**Work instructions**
Only the number is wanted: how many lines in the data contain "accent"?
### Dataset content ###
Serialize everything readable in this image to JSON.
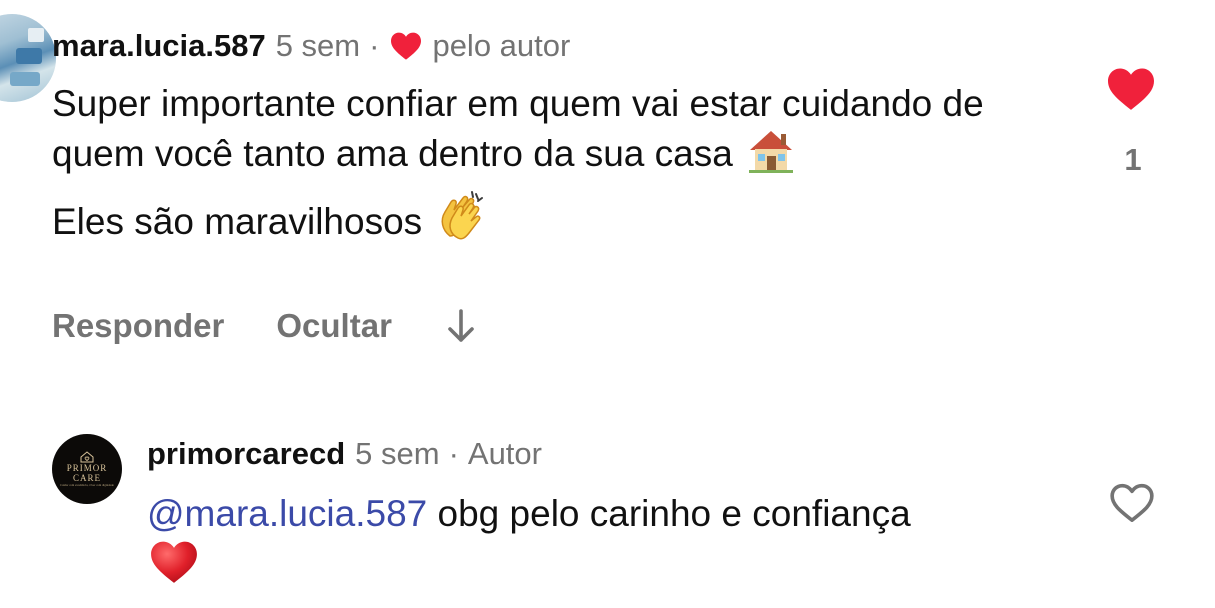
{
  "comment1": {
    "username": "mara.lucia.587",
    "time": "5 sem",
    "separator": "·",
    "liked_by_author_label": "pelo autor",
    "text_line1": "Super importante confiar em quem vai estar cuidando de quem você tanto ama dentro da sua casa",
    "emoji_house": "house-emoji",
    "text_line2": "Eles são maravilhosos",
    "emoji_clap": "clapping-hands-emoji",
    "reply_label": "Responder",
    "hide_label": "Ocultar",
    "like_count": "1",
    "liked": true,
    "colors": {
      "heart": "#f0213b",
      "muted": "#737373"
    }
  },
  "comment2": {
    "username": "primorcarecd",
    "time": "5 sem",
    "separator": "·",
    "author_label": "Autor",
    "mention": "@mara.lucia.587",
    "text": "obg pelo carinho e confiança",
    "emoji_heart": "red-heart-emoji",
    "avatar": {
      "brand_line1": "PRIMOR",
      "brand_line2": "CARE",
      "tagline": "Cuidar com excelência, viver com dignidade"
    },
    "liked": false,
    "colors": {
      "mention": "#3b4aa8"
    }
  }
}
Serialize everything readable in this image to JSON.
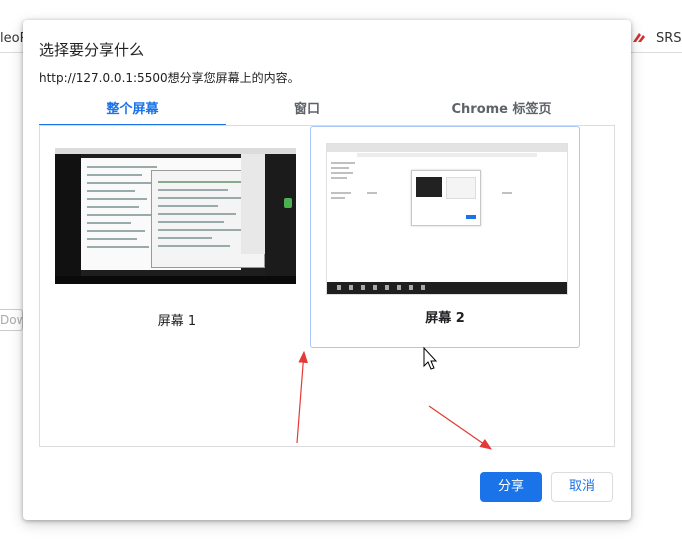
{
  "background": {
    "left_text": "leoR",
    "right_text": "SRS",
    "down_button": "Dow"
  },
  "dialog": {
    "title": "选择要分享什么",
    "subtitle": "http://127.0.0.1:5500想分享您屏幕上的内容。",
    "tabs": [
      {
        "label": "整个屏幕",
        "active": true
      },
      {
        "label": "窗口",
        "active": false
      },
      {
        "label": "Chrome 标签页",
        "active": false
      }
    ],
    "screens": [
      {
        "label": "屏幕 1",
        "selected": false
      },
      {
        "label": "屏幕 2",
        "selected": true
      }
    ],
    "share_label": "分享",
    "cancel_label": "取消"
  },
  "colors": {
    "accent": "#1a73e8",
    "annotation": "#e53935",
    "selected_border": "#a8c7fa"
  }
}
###
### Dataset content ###
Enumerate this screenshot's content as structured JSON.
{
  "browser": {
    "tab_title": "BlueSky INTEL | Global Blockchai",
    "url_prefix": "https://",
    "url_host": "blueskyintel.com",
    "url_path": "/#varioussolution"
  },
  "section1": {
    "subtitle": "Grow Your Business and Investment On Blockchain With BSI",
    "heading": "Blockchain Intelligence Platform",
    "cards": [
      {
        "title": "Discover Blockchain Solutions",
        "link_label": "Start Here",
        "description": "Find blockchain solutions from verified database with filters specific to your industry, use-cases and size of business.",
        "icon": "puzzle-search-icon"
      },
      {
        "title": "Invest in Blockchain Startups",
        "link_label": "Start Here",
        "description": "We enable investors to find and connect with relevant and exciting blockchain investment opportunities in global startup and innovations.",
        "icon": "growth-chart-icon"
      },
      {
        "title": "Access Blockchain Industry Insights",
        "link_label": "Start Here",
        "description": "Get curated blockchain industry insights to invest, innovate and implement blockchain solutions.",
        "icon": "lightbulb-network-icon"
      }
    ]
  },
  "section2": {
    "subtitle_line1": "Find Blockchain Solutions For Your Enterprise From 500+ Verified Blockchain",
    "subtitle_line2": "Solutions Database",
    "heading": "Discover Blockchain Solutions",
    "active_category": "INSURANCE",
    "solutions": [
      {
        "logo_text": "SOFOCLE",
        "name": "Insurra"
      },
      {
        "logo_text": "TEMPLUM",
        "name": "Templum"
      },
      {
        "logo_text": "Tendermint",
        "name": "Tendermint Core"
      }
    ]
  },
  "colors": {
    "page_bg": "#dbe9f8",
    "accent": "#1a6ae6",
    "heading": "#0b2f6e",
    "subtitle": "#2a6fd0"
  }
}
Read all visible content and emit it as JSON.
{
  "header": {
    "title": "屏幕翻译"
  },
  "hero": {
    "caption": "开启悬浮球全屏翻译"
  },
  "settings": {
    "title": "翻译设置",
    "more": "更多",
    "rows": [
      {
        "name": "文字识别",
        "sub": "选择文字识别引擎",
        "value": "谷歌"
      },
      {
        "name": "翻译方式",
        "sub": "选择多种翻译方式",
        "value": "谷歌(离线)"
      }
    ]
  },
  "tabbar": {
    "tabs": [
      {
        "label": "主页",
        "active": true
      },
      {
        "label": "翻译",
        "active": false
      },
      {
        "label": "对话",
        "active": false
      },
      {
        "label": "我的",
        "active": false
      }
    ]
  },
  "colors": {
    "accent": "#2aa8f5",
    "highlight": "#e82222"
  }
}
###
**Answer box**
3